### Experiment

Well, instead of being theoretical about it i weighed some water at boiling point, let it cool to room temp and weighed it again (also weighed while the temperature was going down) and it went from 283g to 266g, i.e hot water definitely weighs more. I used different containers and amounts of water and even 3 different scales: same result every time.

### Kudos...

I applaud your dedication and attempting to do the experiment; however, the mass difference you have recorded seems huge, so I am sceptical about the results. Can you provide the raw data from the experiment? For instance, you say you did the experiment multiple times with "different amounts of water", but then you only cite one pair of masses (266g vs 283g) - if you used different volumes of water the masses would be different.

### Evaporation

Unfortunately there are a number of factors that will effect the outcome of your experiment; the water, as it cools, will still evaporate. The differential temperature between hot water and cold water is too small to measure using everyday scales; and the apparatus you would need means that it would be very difficult to perform the experiment accurately. Technically as water cools it takes up less volume (to a maximum of 4 degrees celcius) until it begins to freeze and will expand as it becomes a solid. When water is heated, it expands, caused by the transfer of heat agitating the particles at an atomic level; so the same volume of water weighs slightly more when it’s cold than when it’s hot.

### Is hot water heavier than cold water?

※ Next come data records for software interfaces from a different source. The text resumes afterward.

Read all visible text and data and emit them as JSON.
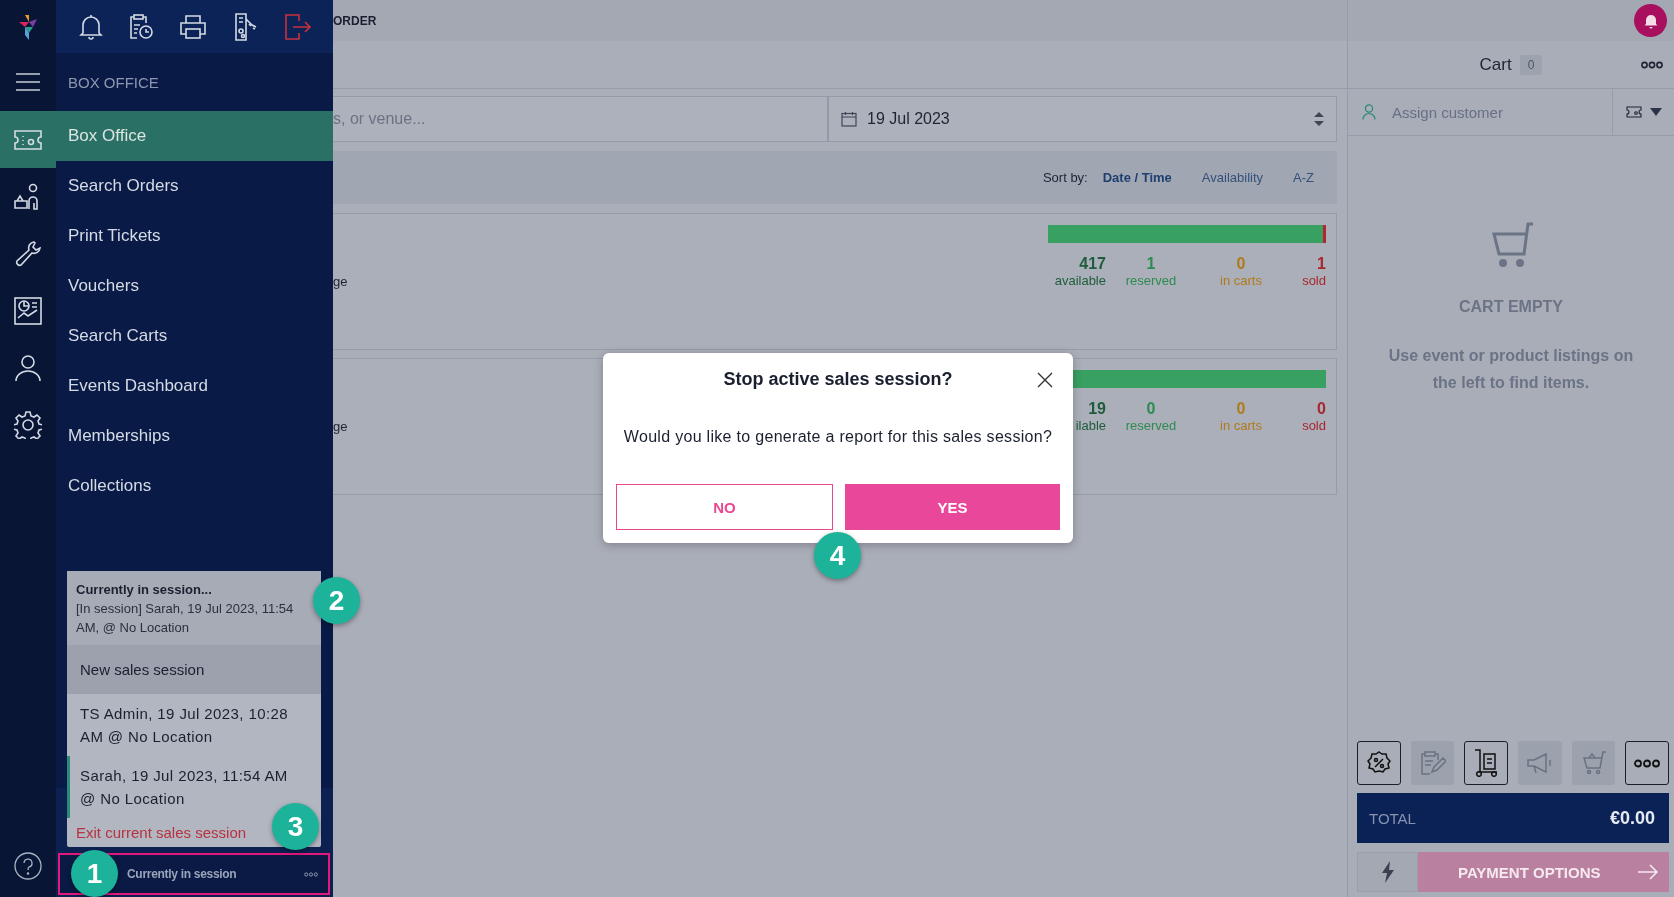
{
  "nav_rail": {
    "items": [
      {
        "selected": true
      },
      {
        "selected": false
      },
      {
        "selected": false
      },
      {
        "selected": false
      },
      {
        "selected": false
      },
      {
        "selected": false
      }
    ]
  },
  "drawer": {
    "heading": "BOX OFFICE",
    "items": [
      {
        "label": "Box Office",
        "selected": true
      },
      {
        "label": "Search Orders",
        "selected": false
      },
      {
        "label": "Print Tickets",
        "selected": false
      },
      {
        "label": "Vouchers",
        "selected": false
      },
      {
        "label": "Search Carts",
        "selected": false
      },
      {
        "label": "Events Dashboard",
        "selected": false
      },
      {
        "label": "Memberships",
        "selected": false
      },
      {
        "label": "Collections",
        "selected": false
      }
    ]
  },
  "session_menu": {
    "heading": "Currently in session...",
    "current": "[In session] Sarah, 19 Jul 2023, 11:54 AM, @ No Location",
    "new_session": "New sales session",
    "sessions": [
      {
        "label": "TS Admin, 19 Jul 2023, 10:28 AM @ No Location",
        "selected": false
      },
      {
        "label": "Sarah, 19 Jul 2023, 11:54 AM @ No Location",
        "selected": true
      }
    ],
    "exit": "Exit current sales session"
  },
  "session_bar": {
    "label": "Currently in session"
  },
  "main": {
    "header_fragment": "ORDER",
    "search": {
      "placeholder": "s, or venue..."
    },
    "date": {
      "value": "19 Jul 2023"
    },
    "sort": {
      "label": "Sort by:",
      "options": [
        {
          "label": "Date / Time",
          "selected": true
        },
        {
          "label": "Availability",
          "selected": false
        },
        {
          "label": "A-Z",
          "selected": false
        }
      ]
    },
    "events": [
      {
        "fragment": "ge",
        "level": 0.99,
        "stats": [
          {
            "value": "417",
            "label": "available",
            "color": "#1f5c3b"
          },
          {
            "value": "1",
            "label": "reserved",
            "color": "#2e8a50"
          },
          {
            "value": "0",
            "label": "in carts",
            "color": "#b07a1c"
          },
          {
            "value": "1",
            "label": "sold",
            "color": "#a8262e"
          }
        ]
      },
      {
        "fragment": "ge",
        "level": 1,
        "stats": [
          {
            "value": "19",
            "label": "ilable",
            "color": "#1f5c3b"
          },
          {
            "value": "0",
            "label": "reserved",
            "color": "#2e8a50"
          },
          {
            "value": "0",
            "label": "in carts",
            "color": "#b07a1c"
          },
          {
            "value": "0",
            "label": "sold",
            "color": "#a8262e"
          }
        ]
      }
    ]
  },
  "cart": {
    "title": "Cart",
    "count": "0",
    "customer": {
      "placeholder": "Assign customer"
    },
    "empty_title": "CART EMPTY",
    "empty_text": "Use event or product listings on the left to find items.",
    "tools": [
      {
        "disabled": false
      },
      {
        "disabled": true
      },
      {
        "disabled": false
      },
      {
        "disabled": true
      },
      {
        "disabled": true
      },
      {
        "disabled": false
      }
    ],
    "total_label": "TOTAL",
    "total": "€0.00",
    "payment": {
      "label": "PAYMENT OPTIONS",
      "disabled": true
    }
  },
  "dialog": {
    "title": "Stop active sales session?",
    "message": "Would you like to generate a report for this sales session?",
    "buttons": [
      {
        "label": "NO",
        "kind": "secondary"
      },
      {
        "label": "YES",
        "kind": "primary"
      }
    ]
  },
  "callouts": [
    "1",
    "2",
    "3",
    "4"
  ]
}
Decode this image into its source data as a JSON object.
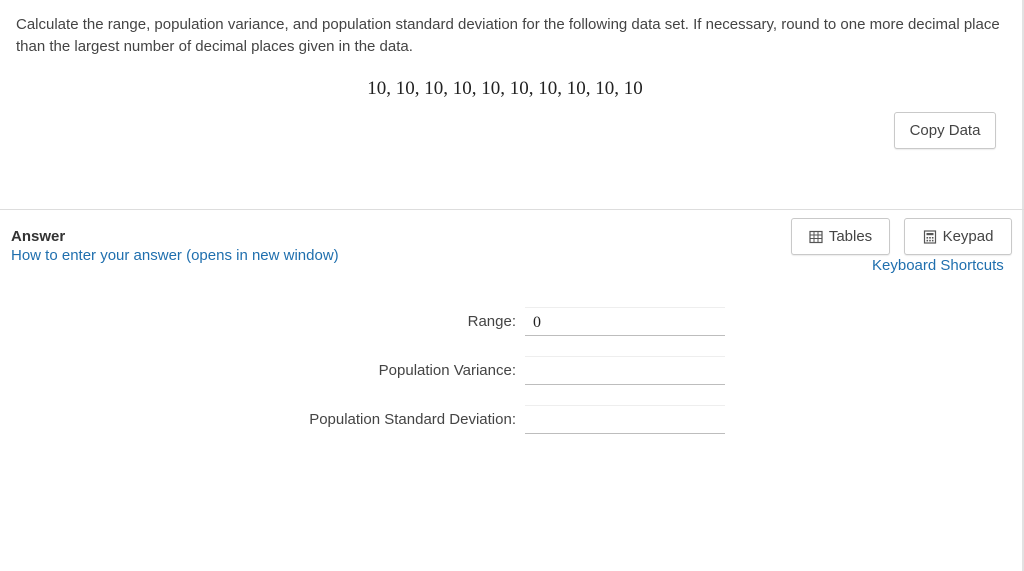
{
  "question": {
    "prompt": "Calculate the range, population variance, and population standard deviation for the following data set. If necessary, round to one more decimal place than the largest number of decimal places given in the data.",
    "data_set": "10, 10, 10, 10, 10, 10, 10, 10, 10, 10",
    "copy_label": "Copy Data"
  },
  "answer": {
    "title": "Answer",
    "how_to_link": "How to enter your answer (opens in new window)",
    "tables_label": "Tables",
    "keypad_label": "Keypad",
    "shortcuts_link": "Keyboard Shortcuts",
    "tables_icon": "grid-icon",
    "keypad_icon": "calculator-icon",
    "fields": {
      "range_label": "Range:",
      "range_value": "0",
      "variance_label": "Population Variance:",
      "variance_value": "",
      "stddev_label": "Population Standard Deviation:",
      "stddev_value": ""
    }
  },
  "colors": {
    "link": "#1f6fae",
    "divider": "#dddddd",
    "button_border": "#c9c9c9"
  }
}
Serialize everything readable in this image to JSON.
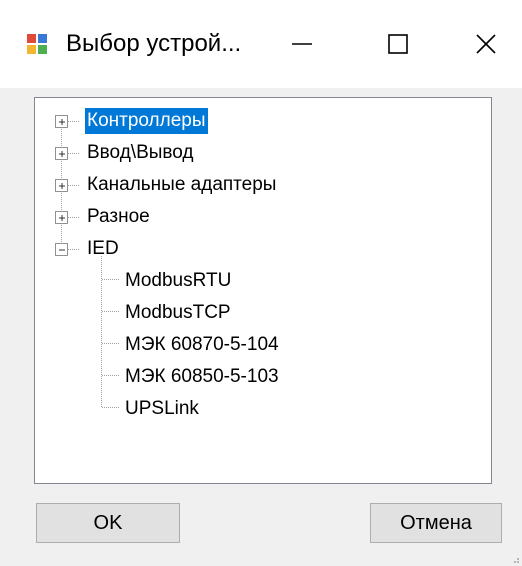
{
  "window": {
    "title": "Выбор устрой...",
    "app_icon": "window-app-icon",
    "controls": {
      "minimize_icon": "minimize-icon",
      "maximize_icon": "maximize-icon",
      "close_icon": "close-icon"
    }
  },
  "tree": {
    "nodes": [
      {
        "label": "Контроллеры",
        "level": 0,
        "state": "collapsed",
        "selected": true
      },
      {
        "label": "Ввод\\Вывод",
        "level": 0,
        "state": "collapsed",
        "selected": false
      },
      {
        "label": "Канальные адаптеры",
        "level": 0,
        "state": "collapsed",
        "selected": false
      },
      {
        "label": "Разное",
        "level": 0,
        "state": "collapsed",
        "selected": false
      },
      {
        "label": "IED",
        "level": 0,
        "state": "expanded",
        "selected": false
      },
      {
        "label": "ModbusRTU",
        "level": 1,
        "state": "leaf",
        "selected": false
      },
      {
        "label": "ModbusTCP",
        "level": 1,
        "state": "leaf",
        "selected": false
      },
      {
        "label": "МЭК 60870-5-104",
        "level": 1,
        "state": "leaf",
        "selected": false
      },
      {
        "label": "МЭК 60850-5-103",
        "level": 1,
        "state": "leaf",
        "selected": false
      },
      {
        "label": "UPSLink",
        "level": 1,
        "state": "leaf",
        "selected": false
      }
    ]
  },
  "buttons": {
    "ok_label": "OK",
    "cancel_label": "Отмена"
  },
  "colors": {
    "selection": "#0078d7",
    "background": "#f0f0f0",
    "titlebar": "#ffffff"
  }
}
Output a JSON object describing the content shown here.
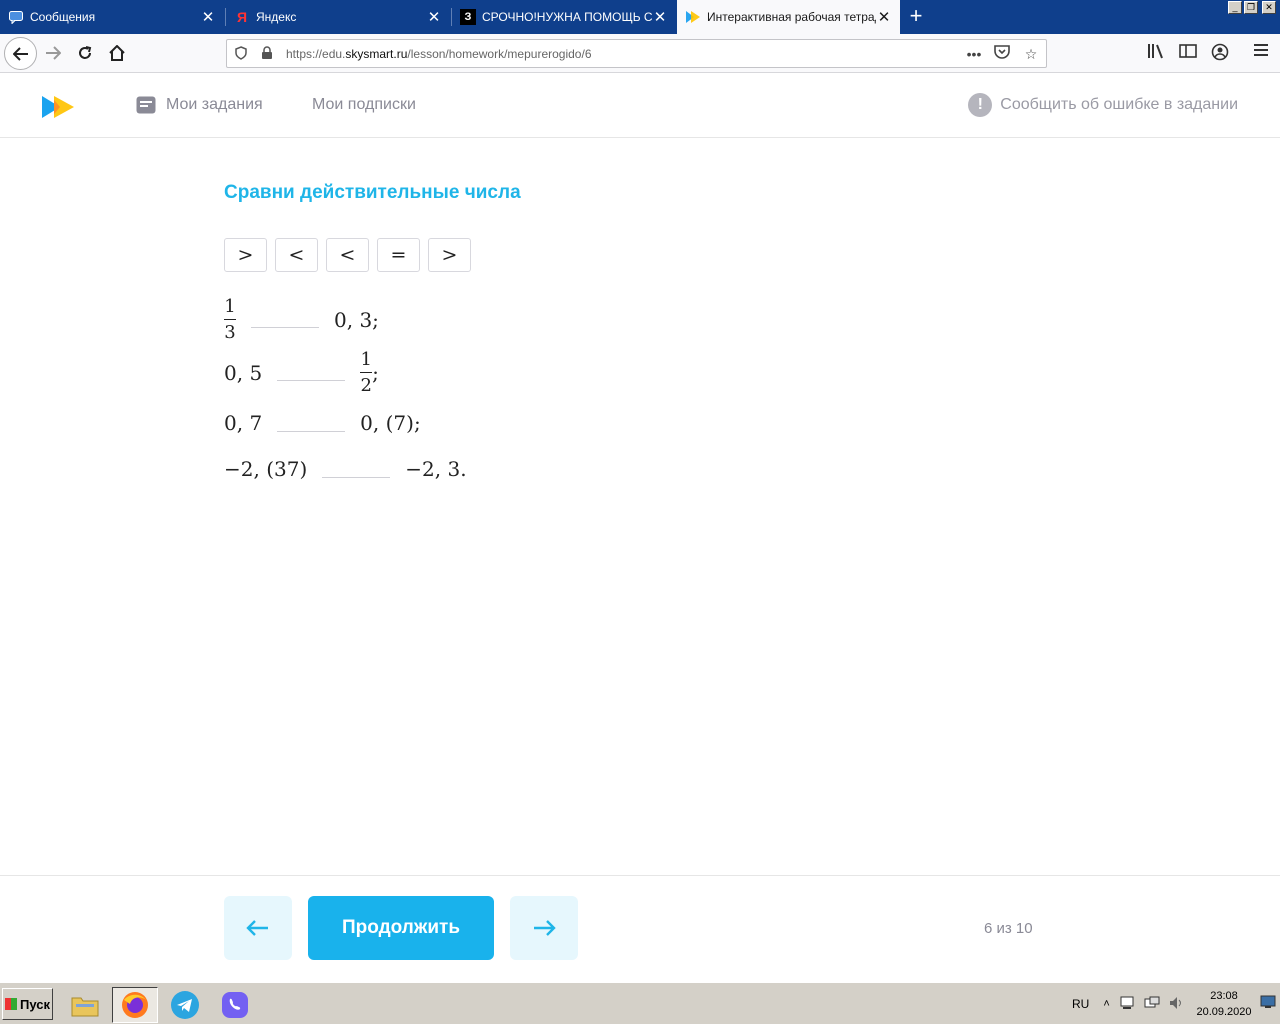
{
  "browser": {
    "tabs": [
      {
        "title": "Сообщения",
        "icon": "chat-icon",
        "active": false
      },
      {
        "title": "Яндекс",
        "icon": "yandex-icon",
        "active": false
      },
      {
        "title": "СРОЧНО!НУЖНА ПОМОЩЬ С АЛ",
        "icon": "znanija-icon",
        "active": false
      },
      {
        "title": "Интерактивная рабочая тетрад",
        "icon": "skysmart-icon",
        "active": true
      }
    ],
    "url_prefix": "https://edu.",
    "url_host": "skysmart.ru",
    "url_path": "/lesson/homework/mepurerogido/6"
  },
  "header": {
    "nav": [
      {
        "label": "Мои задания",
        "icon": "tasks-icon"
      },
      {
        "label": "Мои подписки"
      }
    ],
    "report_label": "Сообщить об ошибке в задании"
  },
  "task": {
    "title": "Сравни действительные числа",
    "options": [
      ">",
      "<",
      "<",
      "=",
      ">"
    ],
    "rows": [
      {
        "left_num": "1",
        "left_den": "3",
        "right": "0, 3;"
      },
      {
        "left": "0, 5",
        "right_num": "1",
        "right_den": "2",
        "right_suffix": ";"
      },
      {
        "left": "0, 7",
        "right": "0, (7);"
      },
      {
        "left": "−2, (37)",
        "right": "−2, 3."
      }
    ]
  },
  "footer": {
    "continue_label": "Продолжить",
    "progress": "6 из 10",
    "accent_color": "#19b2ec"
  },
  "taskbar": {
    "start_label": "Пуск",
    "language": "RU",
    "time": "23:08",
    "date": "20.09.2020"
  }
}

Imagine a water molecule and an anti-water molecule interacting – basically a matter anti-matter interaction. Each respective water molecule would be transformed into heat (photons). Thus mass is made up of photons. So add more photons – add more mass. A hot water molecule has more mass (weight) than a cold water molecule because its electrons will absorb photons (mass) when heated.

### I agree and I call bullshit

Einstein mass energy equivalence for real objects of velocities incomparable with that of light(as is the case here) is E=mv^2.
Then, the increase in energy would be reflected as an increase in velocity.

The real answer is that cold water of the same volume is heavier than hot water as it is denser as it has lesser energy which allows closer packing of the molecules as opposed to hotter water in which molecules have a higher average kinetic energy.